Screen printing is a printing technique that uses a woven mesh to
support an ink-blocking stencil. The attached stencil forms open areas
of mesh that transfer ink or other printable materials which can be
pressed through the mesh as a sharp-edged image onto a substrate. A
roller or squeegee is moved across the screen stencil, forcing or
pumping ink past the threads of the woven mesh in the open areas.
Screen printing is also a stencil method of print making in which a
design is imposed on a screen of silk or other fine mesh, with blank
areas coated with an impermeable substance, and ink is forced through
the mesh onto the printing surface. It is also known as silkscreen,
seriography, and serigraph.
A screen is made of a piece of porous, finely woven fabric called mesh
stretched over a frame of aluminium or wood. Originally human hair was
used, then silk was woven to make a screen mesh; currently most mesh is
woven of man-made materials such as steel, nylon, and polyester. Areas
of the screen are blocked off with a non-permeable material to form a
stencil, which is a negative of the image to be printed; that is, the
open spaces are where the ink will appear.
The screen is placed atop a substrate such as paper or fabric. Ink is
placed on top of the screen, and a fill bar (also known as a floodbar)
is used to fill the mesh openings with ink. The operator begins with the
fill bar at the rear of the screen and behind a reservoir of ink. The
operator lifts the screen to prevent contact with the substrate and then
using a slight amount of downward force pulls the fill bar to the front
of the screen. This effectively fills the mesh openings with ink and
moves the ink reservoir to the front of the screen. The operator then
uses a squeegee (rubber blade) to move the mesh down to the substrate
and pushes the squeegee to the rear of the screen. The ink that is in
the mesh opening is pumped or squeezed by capillary action to the
substrate in a controlled and prescribed amount, i.e. the wet ink
deposit is proportional to the thickness of the mesh and or stencil. As
the squeegee moves toward the rear of the screen the tension of the mesh
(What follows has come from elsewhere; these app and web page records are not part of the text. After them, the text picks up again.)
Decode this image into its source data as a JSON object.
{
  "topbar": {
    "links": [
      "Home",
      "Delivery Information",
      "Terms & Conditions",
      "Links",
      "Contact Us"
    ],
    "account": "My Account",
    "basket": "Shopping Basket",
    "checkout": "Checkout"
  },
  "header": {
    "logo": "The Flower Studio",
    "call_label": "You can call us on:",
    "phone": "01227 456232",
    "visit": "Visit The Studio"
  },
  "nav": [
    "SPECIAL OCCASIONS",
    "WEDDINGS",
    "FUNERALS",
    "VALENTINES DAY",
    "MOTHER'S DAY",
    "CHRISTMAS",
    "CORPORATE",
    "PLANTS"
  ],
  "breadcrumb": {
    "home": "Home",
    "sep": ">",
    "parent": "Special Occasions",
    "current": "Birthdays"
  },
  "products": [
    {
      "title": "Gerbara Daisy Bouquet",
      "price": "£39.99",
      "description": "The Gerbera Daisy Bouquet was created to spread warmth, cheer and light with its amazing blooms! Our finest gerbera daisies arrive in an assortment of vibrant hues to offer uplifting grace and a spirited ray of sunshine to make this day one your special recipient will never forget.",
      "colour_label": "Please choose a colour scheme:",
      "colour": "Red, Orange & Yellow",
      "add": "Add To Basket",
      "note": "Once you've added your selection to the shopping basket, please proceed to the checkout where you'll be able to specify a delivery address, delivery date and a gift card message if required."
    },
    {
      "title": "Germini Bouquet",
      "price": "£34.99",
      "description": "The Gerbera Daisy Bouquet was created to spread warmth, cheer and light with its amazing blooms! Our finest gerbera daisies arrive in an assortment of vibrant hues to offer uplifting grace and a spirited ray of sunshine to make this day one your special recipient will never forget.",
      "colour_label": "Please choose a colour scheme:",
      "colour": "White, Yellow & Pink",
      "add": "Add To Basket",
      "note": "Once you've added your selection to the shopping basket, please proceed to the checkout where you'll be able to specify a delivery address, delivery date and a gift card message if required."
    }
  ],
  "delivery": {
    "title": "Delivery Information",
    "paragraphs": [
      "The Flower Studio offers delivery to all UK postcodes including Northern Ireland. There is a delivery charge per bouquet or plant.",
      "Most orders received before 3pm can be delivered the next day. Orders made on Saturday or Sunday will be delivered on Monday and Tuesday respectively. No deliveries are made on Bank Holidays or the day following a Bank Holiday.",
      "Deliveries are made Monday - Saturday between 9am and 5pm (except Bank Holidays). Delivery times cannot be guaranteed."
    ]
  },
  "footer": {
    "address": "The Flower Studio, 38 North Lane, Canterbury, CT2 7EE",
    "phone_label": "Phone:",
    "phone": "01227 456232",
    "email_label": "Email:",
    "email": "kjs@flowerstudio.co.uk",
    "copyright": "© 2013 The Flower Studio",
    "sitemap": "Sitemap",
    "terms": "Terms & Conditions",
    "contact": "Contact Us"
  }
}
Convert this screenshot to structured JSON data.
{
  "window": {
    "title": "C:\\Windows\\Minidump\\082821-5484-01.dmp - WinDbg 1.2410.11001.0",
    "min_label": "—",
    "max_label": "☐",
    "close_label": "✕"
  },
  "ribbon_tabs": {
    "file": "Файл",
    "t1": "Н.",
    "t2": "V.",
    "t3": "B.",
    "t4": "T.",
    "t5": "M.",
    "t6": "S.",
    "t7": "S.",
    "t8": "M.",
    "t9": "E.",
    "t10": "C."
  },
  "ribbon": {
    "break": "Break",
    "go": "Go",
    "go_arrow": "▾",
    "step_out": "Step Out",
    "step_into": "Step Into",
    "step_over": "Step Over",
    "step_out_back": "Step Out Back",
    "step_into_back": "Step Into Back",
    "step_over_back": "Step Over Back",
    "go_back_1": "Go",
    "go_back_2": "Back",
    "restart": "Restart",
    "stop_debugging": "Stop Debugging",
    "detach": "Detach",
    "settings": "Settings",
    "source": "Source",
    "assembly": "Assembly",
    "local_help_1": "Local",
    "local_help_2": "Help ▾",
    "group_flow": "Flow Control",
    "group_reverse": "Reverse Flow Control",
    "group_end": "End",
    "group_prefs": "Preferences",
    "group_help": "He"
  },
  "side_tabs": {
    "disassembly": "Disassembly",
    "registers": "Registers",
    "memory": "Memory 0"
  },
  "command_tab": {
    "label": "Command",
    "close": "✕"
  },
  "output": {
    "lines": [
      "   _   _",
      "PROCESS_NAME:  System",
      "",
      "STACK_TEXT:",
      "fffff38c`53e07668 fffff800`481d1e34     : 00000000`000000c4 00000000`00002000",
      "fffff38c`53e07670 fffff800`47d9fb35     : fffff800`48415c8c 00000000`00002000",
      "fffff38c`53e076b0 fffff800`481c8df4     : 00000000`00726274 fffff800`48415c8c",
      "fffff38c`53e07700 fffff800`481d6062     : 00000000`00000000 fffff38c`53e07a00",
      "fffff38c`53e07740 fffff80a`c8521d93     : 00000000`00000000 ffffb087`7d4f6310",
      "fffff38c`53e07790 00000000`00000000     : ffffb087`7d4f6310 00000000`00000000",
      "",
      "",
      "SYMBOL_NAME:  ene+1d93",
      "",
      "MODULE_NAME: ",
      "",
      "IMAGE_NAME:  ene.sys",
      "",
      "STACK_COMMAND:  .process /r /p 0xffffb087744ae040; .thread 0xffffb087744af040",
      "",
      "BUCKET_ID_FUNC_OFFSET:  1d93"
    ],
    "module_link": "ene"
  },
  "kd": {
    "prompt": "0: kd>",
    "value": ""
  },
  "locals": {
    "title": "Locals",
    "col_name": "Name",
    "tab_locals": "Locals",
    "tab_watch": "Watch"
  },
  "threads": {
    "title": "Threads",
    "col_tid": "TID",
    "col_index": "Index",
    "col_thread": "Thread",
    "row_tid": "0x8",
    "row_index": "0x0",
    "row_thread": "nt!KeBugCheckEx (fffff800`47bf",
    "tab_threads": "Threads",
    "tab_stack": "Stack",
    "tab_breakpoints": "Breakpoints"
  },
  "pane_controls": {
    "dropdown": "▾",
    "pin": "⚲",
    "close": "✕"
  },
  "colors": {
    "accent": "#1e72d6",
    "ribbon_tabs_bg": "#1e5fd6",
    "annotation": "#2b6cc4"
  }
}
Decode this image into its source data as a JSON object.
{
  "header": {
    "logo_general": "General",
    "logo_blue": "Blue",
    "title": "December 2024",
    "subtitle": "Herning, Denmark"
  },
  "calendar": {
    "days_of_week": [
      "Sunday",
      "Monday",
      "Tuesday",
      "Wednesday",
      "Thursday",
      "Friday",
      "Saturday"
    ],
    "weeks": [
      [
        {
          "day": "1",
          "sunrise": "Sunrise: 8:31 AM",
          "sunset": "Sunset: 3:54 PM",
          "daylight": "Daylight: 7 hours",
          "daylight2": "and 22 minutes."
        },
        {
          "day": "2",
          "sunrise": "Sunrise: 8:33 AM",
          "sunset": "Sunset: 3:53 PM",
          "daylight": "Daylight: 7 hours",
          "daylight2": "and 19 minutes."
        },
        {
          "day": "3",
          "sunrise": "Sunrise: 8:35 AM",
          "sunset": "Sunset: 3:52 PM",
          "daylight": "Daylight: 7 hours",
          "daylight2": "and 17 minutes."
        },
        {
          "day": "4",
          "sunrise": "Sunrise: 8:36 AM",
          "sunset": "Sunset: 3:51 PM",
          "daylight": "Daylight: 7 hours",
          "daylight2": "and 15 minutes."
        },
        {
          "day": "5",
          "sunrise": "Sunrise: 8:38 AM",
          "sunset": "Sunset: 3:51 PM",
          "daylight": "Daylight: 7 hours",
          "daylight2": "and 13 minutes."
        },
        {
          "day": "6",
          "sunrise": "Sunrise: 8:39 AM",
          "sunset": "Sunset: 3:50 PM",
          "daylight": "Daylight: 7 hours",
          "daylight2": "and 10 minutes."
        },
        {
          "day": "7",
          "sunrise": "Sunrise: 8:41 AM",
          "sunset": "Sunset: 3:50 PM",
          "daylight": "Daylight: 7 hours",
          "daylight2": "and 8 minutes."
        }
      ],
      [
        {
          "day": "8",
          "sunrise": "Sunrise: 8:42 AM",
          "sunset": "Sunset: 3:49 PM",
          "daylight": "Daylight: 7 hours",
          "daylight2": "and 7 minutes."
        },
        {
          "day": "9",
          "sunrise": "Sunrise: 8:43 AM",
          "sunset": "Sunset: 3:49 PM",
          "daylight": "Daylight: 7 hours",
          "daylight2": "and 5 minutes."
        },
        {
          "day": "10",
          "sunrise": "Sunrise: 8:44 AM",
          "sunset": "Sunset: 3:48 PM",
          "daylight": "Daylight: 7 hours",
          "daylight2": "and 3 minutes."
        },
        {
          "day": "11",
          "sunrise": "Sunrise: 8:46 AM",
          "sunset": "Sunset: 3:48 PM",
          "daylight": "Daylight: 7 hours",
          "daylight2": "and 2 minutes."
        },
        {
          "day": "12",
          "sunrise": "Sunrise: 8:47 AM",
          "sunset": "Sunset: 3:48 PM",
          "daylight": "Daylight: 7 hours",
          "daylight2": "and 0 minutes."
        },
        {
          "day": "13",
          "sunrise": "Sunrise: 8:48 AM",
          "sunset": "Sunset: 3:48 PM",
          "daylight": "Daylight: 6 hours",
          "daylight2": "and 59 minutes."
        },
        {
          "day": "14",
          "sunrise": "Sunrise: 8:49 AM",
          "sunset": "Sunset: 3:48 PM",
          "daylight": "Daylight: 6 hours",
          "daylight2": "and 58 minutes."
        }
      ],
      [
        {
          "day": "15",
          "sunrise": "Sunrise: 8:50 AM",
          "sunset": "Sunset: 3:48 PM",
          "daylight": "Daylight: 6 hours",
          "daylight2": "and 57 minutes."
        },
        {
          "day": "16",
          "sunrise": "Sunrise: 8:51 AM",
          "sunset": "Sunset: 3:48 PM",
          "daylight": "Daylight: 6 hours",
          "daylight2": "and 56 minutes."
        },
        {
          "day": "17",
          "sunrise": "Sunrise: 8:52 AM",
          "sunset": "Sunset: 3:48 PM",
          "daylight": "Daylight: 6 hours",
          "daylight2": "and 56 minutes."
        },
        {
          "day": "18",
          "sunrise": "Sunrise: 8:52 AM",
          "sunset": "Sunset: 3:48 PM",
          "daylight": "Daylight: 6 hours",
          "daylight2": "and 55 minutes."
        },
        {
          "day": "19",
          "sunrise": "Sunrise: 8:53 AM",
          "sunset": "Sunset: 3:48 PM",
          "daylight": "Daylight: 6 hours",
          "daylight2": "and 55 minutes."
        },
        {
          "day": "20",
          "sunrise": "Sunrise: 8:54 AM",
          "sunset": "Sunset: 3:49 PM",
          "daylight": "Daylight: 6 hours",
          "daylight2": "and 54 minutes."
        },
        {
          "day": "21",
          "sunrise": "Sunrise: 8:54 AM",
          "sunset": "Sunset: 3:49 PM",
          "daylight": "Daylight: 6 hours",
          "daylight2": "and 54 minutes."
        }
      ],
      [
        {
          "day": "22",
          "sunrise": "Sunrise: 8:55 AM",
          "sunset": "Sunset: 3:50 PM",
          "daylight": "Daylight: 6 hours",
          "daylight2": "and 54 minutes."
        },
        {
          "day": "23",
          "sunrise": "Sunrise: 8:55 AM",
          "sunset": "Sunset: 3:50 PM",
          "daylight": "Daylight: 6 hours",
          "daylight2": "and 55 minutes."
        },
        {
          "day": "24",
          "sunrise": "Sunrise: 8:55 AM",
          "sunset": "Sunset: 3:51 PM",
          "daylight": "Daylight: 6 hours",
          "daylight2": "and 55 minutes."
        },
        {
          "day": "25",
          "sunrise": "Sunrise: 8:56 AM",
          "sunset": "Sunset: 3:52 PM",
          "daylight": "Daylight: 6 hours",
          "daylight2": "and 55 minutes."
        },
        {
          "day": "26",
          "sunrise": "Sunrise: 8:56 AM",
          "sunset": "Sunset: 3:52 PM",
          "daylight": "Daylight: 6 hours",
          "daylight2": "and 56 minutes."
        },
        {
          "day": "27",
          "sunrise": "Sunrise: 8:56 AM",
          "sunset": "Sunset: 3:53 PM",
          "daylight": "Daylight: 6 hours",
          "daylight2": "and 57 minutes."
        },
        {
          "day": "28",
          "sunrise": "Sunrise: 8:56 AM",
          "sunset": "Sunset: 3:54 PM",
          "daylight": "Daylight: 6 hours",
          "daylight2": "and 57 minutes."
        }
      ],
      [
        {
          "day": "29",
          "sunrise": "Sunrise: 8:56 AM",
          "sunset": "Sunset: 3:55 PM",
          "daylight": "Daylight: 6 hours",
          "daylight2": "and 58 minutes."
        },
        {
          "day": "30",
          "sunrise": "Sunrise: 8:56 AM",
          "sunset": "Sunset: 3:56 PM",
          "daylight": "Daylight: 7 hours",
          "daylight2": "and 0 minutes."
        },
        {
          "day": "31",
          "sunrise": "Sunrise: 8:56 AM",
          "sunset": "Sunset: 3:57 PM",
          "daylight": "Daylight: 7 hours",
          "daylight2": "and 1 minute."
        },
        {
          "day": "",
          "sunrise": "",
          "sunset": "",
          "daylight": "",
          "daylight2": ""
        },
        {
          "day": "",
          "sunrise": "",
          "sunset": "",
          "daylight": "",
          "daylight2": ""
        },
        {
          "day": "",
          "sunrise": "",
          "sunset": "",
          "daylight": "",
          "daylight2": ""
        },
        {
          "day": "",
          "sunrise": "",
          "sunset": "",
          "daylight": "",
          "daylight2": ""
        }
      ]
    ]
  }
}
pulls the mesh up away from the substrate (called snap-off) leaving the
ink upon the substrate surface.
There are no products to list in this category.